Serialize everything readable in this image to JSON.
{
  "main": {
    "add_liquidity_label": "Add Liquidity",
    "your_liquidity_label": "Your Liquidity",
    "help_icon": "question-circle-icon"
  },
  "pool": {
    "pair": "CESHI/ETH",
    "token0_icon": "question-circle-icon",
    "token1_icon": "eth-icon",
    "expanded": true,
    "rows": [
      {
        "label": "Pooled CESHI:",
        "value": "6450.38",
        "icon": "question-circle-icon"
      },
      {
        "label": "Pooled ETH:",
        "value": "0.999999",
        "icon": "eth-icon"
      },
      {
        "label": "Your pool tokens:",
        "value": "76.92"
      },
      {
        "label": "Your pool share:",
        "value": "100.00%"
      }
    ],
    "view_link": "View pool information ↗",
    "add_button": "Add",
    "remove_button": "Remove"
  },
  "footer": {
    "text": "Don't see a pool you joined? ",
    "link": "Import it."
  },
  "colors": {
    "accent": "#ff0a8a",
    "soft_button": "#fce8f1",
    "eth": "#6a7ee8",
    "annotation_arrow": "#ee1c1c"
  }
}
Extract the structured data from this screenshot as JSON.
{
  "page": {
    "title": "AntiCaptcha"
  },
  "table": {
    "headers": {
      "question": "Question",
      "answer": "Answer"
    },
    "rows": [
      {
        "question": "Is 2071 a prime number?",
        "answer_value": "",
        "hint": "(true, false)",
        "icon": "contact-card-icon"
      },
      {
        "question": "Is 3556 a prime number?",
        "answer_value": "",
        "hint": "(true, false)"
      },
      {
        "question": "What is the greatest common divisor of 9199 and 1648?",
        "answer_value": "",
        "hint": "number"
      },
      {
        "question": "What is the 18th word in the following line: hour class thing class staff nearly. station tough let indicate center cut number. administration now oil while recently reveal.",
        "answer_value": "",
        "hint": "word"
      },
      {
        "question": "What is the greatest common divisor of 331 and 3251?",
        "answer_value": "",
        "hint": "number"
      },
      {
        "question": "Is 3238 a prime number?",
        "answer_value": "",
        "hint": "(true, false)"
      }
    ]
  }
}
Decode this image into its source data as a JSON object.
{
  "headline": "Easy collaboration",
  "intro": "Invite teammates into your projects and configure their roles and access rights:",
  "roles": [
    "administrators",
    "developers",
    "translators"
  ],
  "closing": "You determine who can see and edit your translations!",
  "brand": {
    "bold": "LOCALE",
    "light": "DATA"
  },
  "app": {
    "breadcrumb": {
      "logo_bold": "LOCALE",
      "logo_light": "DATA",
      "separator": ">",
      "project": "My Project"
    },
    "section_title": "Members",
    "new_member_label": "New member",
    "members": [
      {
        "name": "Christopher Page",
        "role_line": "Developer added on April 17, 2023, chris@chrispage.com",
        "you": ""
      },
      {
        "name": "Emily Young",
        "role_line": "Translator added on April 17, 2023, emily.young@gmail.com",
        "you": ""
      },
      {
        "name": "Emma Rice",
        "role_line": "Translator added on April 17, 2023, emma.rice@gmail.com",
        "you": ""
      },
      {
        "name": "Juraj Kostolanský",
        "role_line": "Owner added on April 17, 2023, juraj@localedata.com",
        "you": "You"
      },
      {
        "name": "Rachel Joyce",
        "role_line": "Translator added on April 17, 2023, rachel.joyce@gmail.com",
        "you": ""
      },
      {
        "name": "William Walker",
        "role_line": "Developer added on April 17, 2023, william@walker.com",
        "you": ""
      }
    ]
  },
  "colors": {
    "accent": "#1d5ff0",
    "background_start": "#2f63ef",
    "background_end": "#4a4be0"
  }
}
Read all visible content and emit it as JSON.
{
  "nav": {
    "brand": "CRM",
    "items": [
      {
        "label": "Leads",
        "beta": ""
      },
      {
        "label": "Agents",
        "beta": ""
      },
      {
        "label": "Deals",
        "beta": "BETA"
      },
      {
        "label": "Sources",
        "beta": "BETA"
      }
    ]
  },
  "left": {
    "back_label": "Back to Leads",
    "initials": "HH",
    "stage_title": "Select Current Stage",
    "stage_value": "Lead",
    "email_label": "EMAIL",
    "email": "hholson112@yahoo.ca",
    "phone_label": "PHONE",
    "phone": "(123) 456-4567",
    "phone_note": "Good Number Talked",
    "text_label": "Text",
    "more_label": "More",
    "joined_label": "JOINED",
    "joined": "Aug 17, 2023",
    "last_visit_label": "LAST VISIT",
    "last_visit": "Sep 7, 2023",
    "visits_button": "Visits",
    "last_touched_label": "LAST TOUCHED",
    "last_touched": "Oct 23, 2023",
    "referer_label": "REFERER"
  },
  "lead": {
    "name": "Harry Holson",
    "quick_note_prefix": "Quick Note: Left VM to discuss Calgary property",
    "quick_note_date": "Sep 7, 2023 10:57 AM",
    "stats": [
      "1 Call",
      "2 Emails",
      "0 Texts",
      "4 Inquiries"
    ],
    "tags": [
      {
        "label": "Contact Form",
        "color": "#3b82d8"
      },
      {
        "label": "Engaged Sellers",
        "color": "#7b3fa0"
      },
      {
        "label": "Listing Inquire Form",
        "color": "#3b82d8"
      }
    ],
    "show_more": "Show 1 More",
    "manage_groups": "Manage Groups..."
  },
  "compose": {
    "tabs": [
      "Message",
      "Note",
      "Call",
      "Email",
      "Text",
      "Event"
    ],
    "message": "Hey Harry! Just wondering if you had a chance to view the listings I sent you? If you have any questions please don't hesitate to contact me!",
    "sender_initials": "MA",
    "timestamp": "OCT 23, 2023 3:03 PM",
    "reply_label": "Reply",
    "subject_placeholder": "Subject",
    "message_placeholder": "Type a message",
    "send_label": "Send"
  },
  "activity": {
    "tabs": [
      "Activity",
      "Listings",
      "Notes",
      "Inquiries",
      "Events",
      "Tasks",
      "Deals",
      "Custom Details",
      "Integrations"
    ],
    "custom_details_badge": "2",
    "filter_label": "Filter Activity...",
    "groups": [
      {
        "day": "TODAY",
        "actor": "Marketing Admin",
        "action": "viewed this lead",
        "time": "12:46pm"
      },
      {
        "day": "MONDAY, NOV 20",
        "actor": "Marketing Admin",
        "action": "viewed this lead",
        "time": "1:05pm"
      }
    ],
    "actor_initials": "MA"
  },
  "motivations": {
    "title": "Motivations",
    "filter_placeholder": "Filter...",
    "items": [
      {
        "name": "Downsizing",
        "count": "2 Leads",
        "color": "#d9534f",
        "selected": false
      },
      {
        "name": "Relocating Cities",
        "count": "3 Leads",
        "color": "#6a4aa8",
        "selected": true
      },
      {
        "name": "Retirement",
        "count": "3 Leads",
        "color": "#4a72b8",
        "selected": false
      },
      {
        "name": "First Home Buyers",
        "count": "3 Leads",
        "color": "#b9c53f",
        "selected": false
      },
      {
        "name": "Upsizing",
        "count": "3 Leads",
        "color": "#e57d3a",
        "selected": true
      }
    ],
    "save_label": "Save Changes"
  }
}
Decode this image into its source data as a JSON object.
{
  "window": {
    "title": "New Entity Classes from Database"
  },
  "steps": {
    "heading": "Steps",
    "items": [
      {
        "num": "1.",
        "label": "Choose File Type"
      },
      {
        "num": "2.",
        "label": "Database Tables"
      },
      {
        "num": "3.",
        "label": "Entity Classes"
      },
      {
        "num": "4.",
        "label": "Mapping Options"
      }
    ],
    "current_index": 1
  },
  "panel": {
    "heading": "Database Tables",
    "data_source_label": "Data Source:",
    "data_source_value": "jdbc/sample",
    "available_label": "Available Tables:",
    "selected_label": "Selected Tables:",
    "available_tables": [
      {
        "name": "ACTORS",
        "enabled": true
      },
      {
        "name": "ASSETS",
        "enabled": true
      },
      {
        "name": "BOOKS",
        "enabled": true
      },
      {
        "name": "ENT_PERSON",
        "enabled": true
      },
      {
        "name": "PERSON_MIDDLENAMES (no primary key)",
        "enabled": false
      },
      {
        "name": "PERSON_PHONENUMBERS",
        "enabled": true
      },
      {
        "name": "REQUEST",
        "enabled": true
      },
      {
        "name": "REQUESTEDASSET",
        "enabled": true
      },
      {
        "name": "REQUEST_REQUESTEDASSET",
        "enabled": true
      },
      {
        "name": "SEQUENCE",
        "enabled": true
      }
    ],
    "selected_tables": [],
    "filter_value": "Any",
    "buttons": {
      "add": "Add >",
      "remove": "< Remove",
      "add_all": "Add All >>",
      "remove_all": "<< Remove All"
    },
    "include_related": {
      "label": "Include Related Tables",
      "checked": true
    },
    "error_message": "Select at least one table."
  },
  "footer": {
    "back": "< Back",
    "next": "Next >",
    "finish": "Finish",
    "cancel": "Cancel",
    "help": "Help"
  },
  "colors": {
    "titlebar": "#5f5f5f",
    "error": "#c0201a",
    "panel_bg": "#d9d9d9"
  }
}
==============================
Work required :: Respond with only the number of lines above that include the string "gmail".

The answer :: 3